[Required action]
Go through the entries below. Copy out every line that contains "true".

Data records for software interfaces
* * *

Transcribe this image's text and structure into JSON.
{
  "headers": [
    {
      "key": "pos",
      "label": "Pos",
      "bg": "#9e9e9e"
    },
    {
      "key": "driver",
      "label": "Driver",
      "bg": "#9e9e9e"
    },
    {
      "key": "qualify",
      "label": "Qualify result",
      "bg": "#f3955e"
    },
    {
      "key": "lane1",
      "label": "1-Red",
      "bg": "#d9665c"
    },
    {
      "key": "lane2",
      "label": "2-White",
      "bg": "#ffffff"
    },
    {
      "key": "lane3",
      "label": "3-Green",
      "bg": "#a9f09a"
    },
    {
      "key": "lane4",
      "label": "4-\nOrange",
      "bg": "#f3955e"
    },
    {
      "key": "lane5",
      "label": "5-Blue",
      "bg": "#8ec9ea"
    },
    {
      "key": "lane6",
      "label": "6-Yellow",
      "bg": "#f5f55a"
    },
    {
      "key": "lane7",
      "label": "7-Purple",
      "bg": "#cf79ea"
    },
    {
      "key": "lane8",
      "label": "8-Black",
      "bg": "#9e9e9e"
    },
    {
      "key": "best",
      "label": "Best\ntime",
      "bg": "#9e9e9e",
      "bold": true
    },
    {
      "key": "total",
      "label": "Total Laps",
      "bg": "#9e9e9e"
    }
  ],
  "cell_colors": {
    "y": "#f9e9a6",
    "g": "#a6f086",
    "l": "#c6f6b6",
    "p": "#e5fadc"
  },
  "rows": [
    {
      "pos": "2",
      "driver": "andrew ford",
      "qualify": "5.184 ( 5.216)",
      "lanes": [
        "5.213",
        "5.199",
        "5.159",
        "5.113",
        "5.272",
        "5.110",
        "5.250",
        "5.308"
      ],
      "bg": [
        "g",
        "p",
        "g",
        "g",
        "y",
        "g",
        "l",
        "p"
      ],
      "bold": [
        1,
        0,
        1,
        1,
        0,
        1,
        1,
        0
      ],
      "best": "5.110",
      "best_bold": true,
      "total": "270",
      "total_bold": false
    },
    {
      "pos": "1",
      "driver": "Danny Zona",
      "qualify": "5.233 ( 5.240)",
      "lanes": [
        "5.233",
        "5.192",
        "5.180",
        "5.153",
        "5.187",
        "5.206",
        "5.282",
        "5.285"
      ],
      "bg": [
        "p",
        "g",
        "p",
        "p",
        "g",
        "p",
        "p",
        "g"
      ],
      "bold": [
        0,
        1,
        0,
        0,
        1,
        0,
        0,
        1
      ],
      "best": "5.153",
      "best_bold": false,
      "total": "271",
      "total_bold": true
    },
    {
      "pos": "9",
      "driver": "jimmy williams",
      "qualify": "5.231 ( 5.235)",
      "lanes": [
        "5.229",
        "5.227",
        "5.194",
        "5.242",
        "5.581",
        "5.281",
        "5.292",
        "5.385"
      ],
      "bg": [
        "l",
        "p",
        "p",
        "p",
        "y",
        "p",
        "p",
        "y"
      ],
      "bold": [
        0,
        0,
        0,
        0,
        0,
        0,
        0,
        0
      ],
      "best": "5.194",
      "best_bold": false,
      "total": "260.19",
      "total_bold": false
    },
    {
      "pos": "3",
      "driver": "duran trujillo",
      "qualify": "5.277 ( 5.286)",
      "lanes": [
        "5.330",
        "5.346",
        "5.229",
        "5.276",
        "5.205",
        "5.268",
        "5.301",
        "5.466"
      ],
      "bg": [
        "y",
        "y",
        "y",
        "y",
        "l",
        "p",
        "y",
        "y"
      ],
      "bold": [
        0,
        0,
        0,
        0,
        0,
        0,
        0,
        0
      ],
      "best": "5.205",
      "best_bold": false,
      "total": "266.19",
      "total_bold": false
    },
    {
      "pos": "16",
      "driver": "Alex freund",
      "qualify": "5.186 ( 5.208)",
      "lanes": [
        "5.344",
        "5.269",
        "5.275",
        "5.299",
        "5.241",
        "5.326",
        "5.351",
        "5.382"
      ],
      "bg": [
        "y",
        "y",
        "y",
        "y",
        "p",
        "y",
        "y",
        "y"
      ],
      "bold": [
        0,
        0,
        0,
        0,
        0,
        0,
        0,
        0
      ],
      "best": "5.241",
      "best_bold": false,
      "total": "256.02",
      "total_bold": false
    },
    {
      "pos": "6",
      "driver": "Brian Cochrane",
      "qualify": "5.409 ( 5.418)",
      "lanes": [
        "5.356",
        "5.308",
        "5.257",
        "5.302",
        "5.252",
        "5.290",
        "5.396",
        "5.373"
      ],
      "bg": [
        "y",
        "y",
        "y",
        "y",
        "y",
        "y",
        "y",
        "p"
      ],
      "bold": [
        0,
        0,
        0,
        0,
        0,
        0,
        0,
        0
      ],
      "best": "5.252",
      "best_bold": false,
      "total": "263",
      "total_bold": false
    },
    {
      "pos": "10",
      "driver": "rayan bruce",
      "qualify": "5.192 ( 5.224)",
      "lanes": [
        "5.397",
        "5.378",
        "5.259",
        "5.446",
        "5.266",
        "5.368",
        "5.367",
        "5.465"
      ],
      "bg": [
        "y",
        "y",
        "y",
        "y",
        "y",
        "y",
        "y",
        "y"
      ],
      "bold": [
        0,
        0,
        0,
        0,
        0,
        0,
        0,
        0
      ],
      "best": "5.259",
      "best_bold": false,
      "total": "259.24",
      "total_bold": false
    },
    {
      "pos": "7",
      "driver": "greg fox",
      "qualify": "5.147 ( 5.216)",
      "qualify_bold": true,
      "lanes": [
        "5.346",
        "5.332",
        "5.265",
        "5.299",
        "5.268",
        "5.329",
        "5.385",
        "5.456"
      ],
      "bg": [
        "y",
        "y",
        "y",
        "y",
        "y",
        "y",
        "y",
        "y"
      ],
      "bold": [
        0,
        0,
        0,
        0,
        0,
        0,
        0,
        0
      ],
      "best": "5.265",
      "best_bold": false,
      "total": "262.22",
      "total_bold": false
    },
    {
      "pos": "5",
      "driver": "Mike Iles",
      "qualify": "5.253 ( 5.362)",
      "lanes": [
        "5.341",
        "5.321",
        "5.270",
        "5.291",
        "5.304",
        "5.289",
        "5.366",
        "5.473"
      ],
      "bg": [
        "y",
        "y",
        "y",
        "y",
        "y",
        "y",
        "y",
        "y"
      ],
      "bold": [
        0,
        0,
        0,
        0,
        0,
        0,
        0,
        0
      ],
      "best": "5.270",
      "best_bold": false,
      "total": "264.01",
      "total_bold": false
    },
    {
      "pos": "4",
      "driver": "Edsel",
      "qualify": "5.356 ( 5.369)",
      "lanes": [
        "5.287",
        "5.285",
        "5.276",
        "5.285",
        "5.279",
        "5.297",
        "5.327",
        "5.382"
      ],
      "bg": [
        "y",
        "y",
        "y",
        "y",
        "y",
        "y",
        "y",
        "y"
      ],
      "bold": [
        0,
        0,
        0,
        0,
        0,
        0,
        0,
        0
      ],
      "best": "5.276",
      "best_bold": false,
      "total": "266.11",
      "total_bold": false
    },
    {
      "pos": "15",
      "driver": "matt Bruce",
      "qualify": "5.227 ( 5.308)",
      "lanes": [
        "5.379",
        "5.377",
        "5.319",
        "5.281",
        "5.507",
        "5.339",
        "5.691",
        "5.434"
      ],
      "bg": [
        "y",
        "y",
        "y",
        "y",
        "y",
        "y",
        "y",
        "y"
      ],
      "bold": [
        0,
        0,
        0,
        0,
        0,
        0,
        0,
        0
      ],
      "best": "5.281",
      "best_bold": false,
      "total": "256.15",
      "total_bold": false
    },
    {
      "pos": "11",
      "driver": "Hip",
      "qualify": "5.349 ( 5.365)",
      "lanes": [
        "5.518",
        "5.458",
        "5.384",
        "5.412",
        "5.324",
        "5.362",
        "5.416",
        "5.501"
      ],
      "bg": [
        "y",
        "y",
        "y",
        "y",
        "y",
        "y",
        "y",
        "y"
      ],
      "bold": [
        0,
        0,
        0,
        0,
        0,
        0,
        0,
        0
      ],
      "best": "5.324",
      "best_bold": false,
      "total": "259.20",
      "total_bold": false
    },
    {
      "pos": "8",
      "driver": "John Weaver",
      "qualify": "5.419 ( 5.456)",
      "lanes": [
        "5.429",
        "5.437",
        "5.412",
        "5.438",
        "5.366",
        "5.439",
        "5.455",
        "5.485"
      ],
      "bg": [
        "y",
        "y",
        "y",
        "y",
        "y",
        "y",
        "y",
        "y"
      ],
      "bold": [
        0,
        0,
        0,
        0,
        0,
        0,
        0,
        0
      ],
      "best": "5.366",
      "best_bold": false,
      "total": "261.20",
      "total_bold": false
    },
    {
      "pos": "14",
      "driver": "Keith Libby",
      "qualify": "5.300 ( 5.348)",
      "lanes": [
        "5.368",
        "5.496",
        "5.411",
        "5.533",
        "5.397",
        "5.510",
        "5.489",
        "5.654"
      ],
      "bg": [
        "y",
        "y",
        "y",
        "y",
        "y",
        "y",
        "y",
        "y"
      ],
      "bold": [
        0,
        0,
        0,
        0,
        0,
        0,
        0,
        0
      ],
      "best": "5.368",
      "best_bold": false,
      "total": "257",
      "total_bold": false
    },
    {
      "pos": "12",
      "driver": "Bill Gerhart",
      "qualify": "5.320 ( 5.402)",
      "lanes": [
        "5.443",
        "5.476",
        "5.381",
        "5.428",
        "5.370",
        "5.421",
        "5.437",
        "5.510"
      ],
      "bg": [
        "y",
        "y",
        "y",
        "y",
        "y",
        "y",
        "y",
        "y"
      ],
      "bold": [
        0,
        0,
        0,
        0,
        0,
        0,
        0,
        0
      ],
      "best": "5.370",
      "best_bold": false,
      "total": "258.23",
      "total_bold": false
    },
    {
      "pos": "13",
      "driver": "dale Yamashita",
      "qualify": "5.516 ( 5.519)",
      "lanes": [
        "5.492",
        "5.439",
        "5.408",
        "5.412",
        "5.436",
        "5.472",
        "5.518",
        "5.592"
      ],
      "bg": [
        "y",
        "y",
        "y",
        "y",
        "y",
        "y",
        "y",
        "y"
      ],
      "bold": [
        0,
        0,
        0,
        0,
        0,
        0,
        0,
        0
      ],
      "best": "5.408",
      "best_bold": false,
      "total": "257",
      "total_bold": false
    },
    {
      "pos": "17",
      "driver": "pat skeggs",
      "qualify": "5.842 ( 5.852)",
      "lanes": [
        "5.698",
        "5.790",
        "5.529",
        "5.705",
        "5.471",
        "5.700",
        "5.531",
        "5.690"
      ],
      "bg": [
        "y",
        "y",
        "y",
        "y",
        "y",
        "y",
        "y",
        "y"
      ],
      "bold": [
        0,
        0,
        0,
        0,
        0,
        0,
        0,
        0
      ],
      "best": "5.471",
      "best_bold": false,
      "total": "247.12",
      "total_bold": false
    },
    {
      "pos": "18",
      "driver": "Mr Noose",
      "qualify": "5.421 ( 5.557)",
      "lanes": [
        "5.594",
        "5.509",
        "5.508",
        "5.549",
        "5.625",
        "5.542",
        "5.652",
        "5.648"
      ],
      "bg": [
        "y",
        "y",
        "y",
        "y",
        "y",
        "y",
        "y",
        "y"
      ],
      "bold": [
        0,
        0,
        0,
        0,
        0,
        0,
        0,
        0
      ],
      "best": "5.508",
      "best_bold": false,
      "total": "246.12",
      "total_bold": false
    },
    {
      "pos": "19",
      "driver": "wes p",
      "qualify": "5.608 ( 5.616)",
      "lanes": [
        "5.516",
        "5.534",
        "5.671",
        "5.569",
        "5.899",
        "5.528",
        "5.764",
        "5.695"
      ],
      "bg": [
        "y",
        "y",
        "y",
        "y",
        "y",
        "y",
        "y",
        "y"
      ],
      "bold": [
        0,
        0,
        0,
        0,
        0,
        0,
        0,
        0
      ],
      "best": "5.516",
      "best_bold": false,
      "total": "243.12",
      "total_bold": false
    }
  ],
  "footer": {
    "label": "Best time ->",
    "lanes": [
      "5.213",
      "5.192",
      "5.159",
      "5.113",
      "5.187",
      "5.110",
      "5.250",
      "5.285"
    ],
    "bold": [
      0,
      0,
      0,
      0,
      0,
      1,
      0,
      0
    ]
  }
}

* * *

[Answer for this exercise]
      "bold": true
      "best_bold": true,
      "total_bold": true
      "qualify_bold": true,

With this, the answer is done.